Source data

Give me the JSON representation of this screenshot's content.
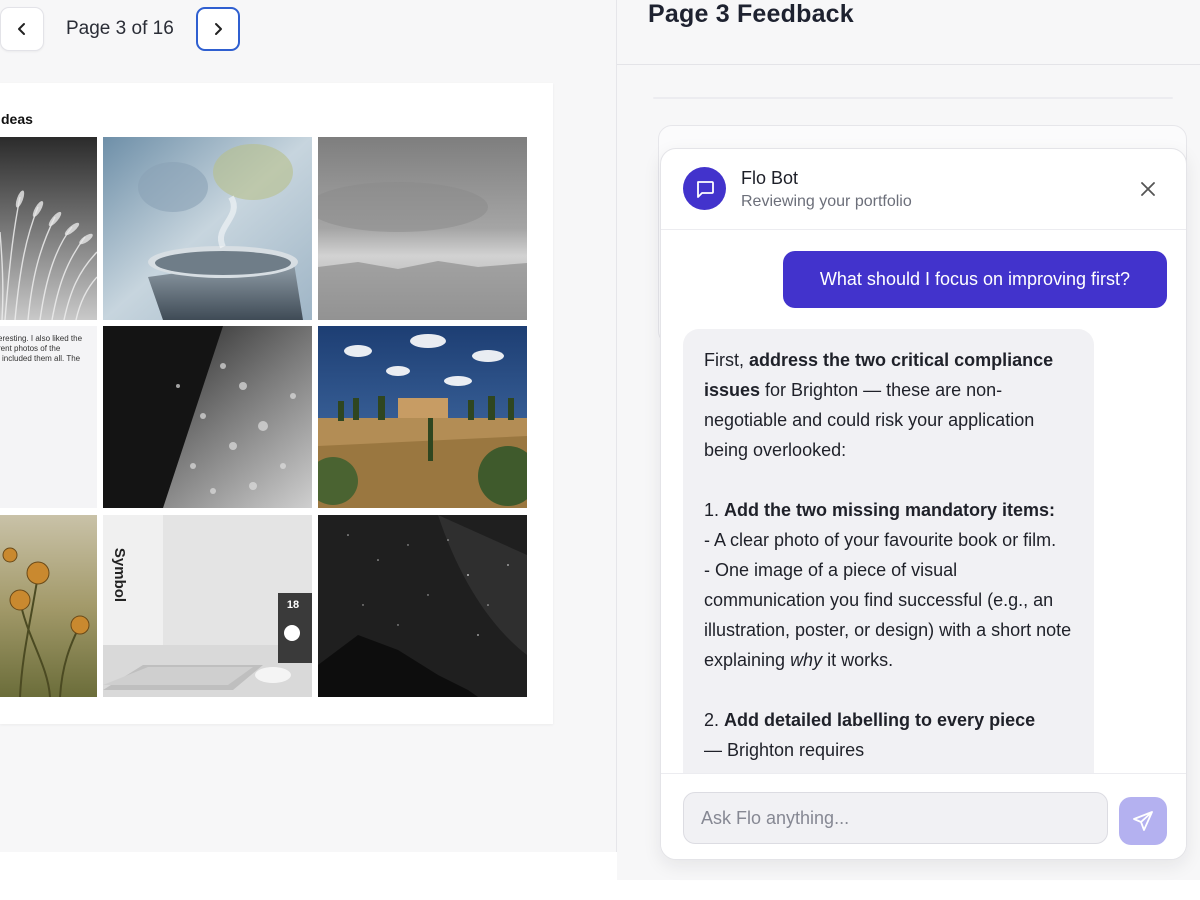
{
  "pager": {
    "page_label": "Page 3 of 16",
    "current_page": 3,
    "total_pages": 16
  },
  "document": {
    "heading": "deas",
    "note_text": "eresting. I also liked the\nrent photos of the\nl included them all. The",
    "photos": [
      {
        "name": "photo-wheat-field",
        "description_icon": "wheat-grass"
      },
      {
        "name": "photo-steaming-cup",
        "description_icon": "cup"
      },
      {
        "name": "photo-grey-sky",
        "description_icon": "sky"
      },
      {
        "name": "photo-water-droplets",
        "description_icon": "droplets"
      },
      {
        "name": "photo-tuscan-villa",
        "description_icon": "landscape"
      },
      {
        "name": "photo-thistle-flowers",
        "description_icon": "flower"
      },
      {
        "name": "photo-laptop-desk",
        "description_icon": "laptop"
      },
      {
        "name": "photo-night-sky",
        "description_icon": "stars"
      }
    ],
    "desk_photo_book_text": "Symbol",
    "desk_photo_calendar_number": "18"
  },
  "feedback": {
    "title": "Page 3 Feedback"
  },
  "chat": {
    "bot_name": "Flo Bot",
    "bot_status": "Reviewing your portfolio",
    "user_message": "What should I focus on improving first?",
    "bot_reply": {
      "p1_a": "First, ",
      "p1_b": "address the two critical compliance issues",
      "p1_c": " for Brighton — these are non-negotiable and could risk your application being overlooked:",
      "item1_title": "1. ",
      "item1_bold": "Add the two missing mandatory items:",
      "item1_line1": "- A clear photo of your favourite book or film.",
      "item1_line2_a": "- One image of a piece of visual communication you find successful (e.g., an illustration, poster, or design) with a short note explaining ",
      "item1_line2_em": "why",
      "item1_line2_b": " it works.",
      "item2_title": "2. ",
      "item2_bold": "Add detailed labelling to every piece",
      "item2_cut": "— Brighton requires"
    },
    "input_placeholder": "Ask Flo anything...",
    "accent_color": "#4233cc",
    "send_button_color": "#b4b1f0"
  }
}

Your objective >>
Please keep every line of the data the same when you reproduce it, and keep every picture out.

Solution for this task >>
Give me the JSON representation of this screenshot's content.
{
  "pager": {
    "page_label": "Page 3 of 16",
    "current_page": 3,
    "total_pages": 16
  },
  "document": {
    "heading": "deas",
    "note_text": "eresting. I also liked the\nrent photos of the\nl included them all. The",
    "photos": [
      {
        "name": "photo-wheat-field",
        "description_icon": "wheat-grass"
      },
      {
        "name": "photo-steaming-cup",
        "description_icon": "cup"
      },
      {
        "name": "photo-grey-sky",
        "description_icon": "sky"
      },
      {
        "name": "photo-water-droplets",
        "description_icon": "droplets"
      },
      {
        "name": "photo-tuscan-villa",
        "description_icon": "landscape"
      },
      {
        "name": "photo-thistle-flowers",
        "description_icon": "flower"
      },
      {
        "name": "photo-laptop-desk",
        "description_icon": "laptop"
      },
      {
        "name": "photo-night-sky",
        "description_icon": "stars"
      }
    ],
    "desk_photo_book_text": "Symbol",
    "desk_photo_calendar_number": "18"
  },
  "feedback": {
    "title": "Page 3 Feedback"
  },
  "chat": {
    "bot_name": "Flo Bot",
    "bot_status": "Reviewing your portfolio",
    "user_message": "What should I focus on improving first?",
    "bot_reply": {
      "p1_a": "First, ",
      "p1_b": "address the two critical compliance issues",
      "p1_c": " for Brighton — these are non-negotiable and could risk your application being overlooked:",
      "item1_title": "1. ",
      "item1_bold": "Add the two missing mandatory items:",
      "item1_line1": "- A clear photo of your favourite book or film.",
      "item1_line2_a": "- One image of a piece of visual communication you find successful (e.g., an illustration, poster, or design) with a short note explaining ",
      "item1_line2_em": "why",
      "item1_line2_b": " it works.",
      "item2_title": "2. ",
      "item2_bold": "Add detailed labelling to every piece",
      "item2_cut": "— Brighton requires"
    },
    "input_placeholder": "Ask Flo anything...",
    "accent_color": "#4233cc",
    "send_button_color": "#b4b1f0"
  }
}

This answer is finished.